### PROBLEM TO WORK ON:
After locating the line that holds "Give me the", output it and all following lines word for word, stopping only at the end of the data.
RECORDS SUPPLIED START
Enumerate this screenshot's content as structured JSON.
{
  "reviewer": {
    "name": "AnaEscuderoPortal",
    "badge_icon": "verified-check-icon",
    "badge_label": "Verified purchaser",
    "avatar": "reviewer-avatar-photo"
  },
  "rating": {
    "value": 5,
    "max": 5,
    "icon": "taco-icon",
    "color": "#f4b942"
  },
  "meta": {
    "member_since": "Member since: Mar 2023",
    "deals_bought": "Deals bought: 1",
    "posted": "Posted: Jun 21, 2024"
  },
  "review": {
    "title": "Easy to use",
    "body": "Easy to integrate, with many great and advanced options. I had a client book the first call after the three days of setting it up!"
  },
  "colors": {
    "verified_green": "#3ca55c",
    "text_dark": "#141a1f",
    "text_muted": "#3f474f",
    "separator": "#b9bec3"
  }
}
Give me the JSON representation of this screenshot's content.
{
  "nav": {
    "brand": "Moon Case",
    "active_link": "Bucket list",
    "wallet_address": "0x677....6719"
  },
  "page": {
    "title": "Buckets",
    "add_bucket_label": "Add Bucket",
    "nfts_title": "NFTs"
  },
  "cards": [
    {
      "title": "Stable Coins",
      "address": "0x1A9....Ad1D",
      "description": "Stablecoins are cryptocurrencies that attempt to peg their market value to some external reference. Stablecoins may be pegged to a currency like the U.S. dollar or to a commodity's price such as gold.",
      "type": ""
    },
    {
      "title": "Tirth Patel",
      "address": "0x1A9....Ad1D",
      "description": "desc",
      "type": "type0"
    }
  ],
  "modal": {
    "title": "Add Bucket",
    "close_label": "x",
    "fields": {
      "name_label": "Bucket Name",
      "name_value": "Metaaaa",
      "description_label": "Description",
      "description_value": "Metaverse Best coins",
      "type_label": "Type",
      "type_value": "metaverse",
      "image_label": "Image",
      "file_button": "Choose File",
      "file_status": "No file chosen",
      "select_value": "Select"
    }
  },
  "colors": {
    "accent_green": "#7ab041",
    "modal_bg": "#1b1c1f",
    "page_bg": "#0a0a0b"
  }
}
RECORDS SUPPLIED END
### EXPECTED OUTPUT:
Give me the JSON representation of this screenshot's content.
{
  "nav": {
    "brand": "Moon Case",
    "active_link": "Bucket list",
    "wallet_address": "0x677....6719"
  },
  "page": {
    "title": "Buckets",
    "add_bucket_label": "Add Bucket",
    "nfts_title": "NFTs"
  },
  "cards": [
    {
      "title": "Stable Coins",
      "address": "0x1A9....Ad1D",
      "description": "Stablecoins are cryptocurrencies that attempt to peg their market value to some external reference. Stablecoins may be pegged to a currency like the U.S. dollar or to a commodity's price such as gold.",
      "type": ""
    },
    {
      "title": "Tirth Patel",
      "address": "0x1A9....Ad1D",
      "description": "desc",
      "type": "type0"
    }
  ],
  "modal": {
    "title": "Add Bucket",
    "close_label": "x",
    "fields": {
      "name_label": "Bucket Name",
      "name_value": "Metaaaa",
      "description_label": "Description",
      "description_value": "Metaverse Best coins",
      "type_label": "Type",
      "type_value": "metaverse",
      "image_label": "Image",
      "file_button": "Choose File",
      "file_status": "No file chosen",
      "select_value": "Select"
    }
  },
  "colors": {
    "accent_green": "#7ab041",
    "modal_bg": "#1b1c1f",
    "page_bg": "#0a0a0b"
  }
}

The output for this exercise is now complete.